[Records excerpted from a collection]
===

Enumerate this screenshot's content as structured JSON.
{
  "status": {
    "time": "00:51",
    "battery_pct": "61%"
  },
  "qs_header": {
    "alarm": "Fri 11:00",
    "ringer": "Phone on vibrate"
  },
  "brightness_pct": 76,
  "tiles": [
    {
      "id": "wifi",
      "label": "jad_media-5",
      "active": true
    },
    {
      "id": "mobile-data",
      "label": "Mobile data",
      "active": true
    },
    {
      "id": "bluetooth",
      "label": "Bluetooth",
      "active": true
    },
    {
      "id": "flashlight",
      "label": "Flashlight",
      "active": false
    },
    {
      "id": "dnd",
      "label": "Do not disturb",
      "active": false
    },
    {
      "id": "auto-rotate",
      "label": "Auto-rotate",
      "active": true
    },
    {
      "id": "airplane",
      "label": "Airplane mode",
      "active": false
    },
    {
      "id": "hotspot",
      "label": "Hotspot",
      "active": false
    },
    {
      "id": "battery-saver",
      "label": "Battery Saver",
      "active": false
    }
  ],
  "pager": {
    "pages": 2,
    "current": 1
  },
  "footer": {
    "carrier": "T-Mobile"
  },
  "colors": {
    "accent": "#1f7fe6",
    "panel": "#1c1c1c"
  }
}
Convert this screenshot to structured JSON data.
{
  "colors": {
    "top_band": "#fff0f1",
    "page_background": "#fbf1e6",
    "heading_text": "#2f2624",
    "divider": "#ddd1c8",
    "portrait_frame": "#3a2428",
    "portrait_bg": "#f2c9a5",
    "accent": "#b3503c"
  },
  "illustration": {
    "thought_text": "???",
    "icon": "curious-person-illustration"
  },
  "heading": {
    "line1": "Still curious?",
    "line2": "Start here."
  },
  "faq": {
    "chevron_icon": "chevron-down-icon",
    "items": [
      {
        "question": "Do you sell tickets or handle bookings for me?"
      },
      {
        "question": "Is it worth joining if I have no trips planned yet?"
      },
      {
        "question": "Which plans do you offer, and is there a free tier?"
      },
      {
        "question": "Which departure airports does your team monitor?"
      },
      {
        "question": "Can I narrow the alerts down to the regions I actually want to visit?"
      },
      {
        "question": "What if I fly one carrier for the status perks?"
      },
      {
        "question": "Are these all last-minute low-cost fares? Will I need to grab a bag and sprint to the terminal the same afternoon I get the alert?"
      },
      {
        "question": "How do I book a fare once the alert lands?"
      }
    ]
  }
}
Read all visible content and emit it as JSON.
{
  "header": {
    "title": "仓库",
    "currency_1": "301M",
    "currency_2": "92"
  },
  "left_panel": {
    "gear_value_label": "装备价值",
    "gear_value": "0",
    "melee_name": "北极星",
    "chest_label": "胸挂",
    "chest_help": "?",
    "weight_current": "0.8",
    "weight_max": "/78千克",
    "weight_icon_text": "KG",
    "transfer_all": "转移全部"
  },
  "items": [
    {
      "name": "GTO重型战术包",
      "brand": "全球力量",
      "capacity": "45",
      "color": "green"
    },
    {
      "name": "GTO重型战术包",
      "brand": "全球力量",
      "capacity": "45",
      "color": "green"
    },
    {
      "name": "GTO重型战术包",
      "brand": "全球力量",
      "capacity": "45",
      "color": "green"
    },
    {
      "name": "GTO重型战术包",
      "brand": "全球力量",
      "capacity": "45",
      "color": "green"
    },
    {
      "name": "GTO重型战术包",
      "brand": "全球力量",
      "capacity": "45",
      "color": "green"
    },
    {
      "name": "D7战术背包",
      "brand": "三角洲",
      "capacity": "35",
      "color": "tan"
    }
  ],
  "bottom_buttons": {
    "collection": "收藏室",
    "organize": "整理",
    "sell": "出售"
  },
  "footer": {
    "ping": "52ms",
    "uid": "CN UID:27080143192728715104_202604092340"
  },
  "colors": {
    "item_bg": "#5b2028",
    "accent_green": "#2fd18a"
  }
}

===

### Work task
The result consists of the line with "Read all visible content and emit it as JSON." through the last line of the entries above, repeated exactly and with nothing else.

### Written reply
Read all visible content and emit it as JSON.
{
  "header": {
    "title": "仓库",
    "currency_1": "301M",
    "currency_2": "92"
  },
  "left_panel": {
    "gear_value_label": "装备价值",
    "gear_value": "0",
    "melee_name": "北极星",
    "chest_label": "胸挂",
    "chest_help": "?",
    "weight_current": "0.8",
    "weight_max": "/78千克",
    "weight_icon_text": "KG",
    "transfer_all": "转移全部"
  },
  "items": [
    {
      "name": "GTO重型战术包",
      "brand": "全球力量",
      "capacity": "45",
      "color": "green"
    },
    {
      "name": "GTO重型战术包",
      "brand": "全球力量",
      "capacity": "45",
      "color": "green"
    },
    {
      "name": "GTO重型战术包",
      "brand": "全球力量",
      "capacity": "45",
      "color": "green"
    },
    {
      "name": "GTO重型战术包",
      "brand": "全球力量",
      "capacity": "45",
      "color": "green"
    },
    {
      "name": "GTO重型战术包",
      "brand": "全球力量",
      "capacity": "45",
      "color": "green"
    },
    {
      "name": "D7战术背包",
      "brand": "三角洲",
      "capacity": "35",
      "color": "tan"
    }
  ],
  "bottom_buttons": {
    "collection": "收藏室",
    "organize": "整理",
    "sell": "出售"
  },
  "footer": {
    "ping": "52ms",
    "uid": "CN UID:27080143192728715104_202604092340"
  },
  "colors": {
    "item_bg": "#5b2028",
    "accent_green": "#2fd18a"
  }
}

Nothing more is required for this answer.